Riding on the ‘pachinko train’ to Reno


The train dropped me off at night right in the middle of Reno, Nev., where neon lights flashed everywhere and casinos lined the streets. The railroad to Reno was built in 1868 and the train runs over the mountains, not through tunnels. This is probably whey we don’t have bullet trains in the U.S. — they’d turn into roller coasters.

This train from San Francisco to Reno could be dubbed the “pachinko train,” as it takes you straight to the center of Reno, an entire city of pachinko parlors, where people have been gambling since the 1930s. I booked a room at the Peppermill Casino for $49 per night. This does not include obligatory extraneous charges that show up on your bill at checkout, but hey, this is the American way!

The Peppermill Casino, one of the “Top 10 casinos in America,” is a city within itself. Along with over 2,000 guest rooms, the casino houses 14 bars, eight restaurants and all the gambling tables and machines you could dream of. It’s a wonder I got out of Reno neither married nor broke. When I went to check out of the hotel, my $49-come-$102 room charge included a $3.50 “energy” charge. So that explains why I was so tired when I left Reno.

I was soon back on the Amtrak train en route to Denver. I wanted to stop in Salt Lake City, but one soon learns that the train is not always so convenient. Although Amtrak passes right through Salt Lake City, and even stops there, it does so at 3:30 a.m.! If you’ve ever taken a long distance bus in Japan, you know that the bus driver pulls over in a rest area and waits for a few hours while the passengers sleep. What he is really doing is timing the arrival to be in the morning, when everything is functioning in the destination city. But when you’re traveling across America, it would take a week if the train stopped like that. You arrive when you arrive, or you stay on the train.
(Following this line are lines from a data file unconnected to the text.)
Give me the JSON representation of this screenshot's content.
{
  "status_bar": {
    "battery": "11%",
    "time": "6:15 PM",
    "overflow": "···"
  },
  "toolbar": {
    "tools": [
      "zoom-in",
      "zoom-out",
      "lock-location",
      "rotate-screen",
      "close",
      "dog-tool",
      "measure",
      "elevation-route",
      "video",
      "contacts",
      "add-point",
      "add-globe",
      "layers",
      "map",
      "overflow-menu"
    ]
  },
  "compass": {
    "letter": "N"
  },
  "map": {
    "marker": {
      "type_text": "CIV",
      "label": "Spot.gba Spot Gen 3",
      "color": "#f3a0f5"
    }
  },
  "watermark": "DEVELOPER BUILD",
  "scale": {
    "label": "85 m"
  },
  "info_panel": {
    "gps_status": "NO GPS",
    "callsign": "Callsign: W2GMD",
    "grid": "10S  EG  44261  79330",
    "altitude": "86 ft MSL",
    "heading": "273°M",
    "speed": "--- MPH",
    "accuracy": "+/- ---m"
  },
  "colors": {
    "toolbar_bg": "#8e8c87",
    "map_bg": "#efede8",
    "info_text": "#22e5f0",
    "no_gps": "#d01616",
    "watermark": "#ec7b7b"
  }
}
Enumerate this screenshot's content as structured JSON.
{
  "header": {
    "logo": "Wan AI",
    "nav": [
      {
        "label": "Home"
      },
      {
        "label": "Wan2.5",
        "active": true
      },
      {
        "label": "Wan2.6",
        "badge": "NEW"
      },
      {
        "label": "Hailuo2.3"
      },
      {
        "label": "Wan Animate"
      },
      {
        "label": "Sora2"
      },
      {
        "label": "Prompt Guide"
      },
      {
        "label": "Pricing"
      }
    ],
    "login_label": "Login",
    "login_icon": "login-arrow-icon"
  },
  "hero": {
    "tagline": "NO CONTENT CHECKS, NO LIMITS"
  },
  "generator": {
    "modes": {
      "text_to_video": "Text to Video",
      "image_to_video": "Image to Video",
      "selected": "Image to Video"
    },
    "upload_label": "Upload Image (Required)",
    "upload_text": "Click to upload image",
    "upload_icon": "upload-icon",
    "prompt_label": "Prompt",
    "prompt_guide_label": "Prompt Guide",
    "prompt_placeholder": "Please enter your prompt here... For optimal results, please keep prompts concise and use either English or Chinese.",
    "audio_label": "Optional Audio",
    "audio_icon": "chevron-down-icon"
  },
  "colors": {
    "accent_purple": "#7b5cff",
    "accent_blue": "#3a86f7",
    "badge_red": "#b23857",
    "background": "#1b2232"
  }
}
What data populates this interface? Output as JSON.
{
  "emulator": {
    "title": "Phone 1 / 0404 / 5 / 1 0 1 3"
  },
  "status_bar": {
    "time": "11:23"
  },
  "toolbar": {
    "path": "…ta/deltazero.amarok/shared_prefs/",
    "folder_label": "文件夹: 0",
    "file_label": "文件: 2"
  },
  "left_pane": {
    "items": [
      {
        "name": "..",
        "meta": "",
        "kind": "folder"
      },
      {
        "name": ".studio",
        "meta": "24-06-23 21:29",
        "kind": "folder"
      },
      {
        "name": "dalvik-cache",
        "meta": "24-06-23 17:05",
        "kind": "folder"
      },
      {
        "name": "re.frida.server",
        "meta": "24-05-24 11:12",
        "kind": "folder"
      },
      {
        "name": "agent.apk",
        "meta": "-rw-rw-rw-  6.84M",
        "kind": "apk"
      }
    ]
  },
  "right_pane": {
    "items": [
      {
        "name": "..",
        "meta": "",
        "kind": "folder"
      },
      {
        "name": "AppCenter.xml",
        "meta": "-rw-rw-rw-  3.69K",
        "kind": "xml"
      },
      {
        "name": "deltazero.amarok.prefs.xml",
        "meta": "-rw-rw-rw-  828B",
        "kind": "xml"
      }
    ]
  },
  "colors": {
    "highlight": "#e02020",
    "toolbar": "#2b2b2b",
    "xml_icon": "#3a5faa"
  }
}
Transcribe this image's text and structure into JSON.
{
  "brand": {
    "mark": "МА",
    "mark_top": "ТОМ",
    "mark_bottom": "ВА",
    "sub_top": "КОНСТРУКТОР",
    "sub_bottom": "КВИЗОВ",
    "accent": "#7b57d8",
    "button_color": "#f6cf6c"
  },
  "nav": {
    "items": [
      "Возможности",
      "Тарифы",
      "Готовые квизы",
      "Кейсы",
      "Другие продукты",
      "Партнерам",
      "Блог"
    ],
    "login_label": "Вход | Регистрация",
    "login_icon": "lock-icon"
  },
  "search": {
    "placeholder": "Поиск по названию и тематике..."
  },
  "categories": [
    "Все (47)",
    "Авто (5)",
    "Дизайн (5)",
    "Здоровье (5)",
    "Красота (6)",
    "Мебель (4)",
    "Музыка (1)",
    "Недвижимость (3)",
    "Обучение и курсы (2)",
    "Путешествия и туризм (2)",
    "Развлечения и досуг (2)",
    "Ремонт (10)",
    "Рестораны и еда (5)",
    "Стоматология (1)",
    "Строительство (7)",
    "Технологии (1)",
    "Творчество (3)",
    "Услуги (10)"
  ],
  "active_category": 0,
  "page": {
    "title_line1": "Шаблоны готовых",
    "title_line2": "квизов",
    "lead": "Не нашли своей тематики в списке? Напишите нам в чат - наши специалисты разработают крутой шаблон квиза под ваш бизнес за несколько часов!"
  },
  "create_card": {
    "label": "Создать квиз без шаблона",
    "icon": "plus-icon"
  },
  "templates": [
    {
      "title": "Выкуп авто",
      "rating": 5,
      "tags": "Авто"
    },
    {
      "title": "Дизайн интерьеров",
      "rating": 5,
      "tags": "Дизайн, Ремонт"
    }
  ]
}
I stayed on the train.

Whereas trains in Japan are about speed, train travel in the U.S. is about relaxing, taking in the scenery and appreciating nature. Don’t expect trolley carts coming down the aisles selling food and drinks; the American train is meant to be moved around on, lived in. As soon as the bar opens, people start drinking and interacting, greeting their fellow passengers with, “Isn’t the train great?” And the other passengers are sure to agree, praising the virtues of train travel. Train passengers are loyal to this vagabond way of travel: ambling through the mountains and deserts from one place to the next.

From the second floor observation car, with windows in the walls and ceiling, you have a good vantage point to watch the world pass by. Some children were counting something outside that I couldn’t see. They were at No. 43 of whatever it was when I sat down across the aisle from them.

Soon we were passing through red desert rock formations, over dry yellow plains, our guidebooks replaced with reality. Surely Indians would appear on the mesa in the distance. We observed wildlife up close and personal: a moose, families of deer, three bald eagles swooping down over the river, ducks bathing in streams.

Once in Colorado, the scenery gradually changed. There were more trees, green grass, coal trains and furry cows drinking from streams. Then finally, the first signs of civilization: trailer parks.

“Fifty-eight!” yelled one of the children. “Look. Over there!” yelled another.

When the children were up to 60 in their count, I turned and greeted them. “Isn’t the train great?” I said. “Oh, yes,” they agreed. “We’ve counted 60 dead deer already!”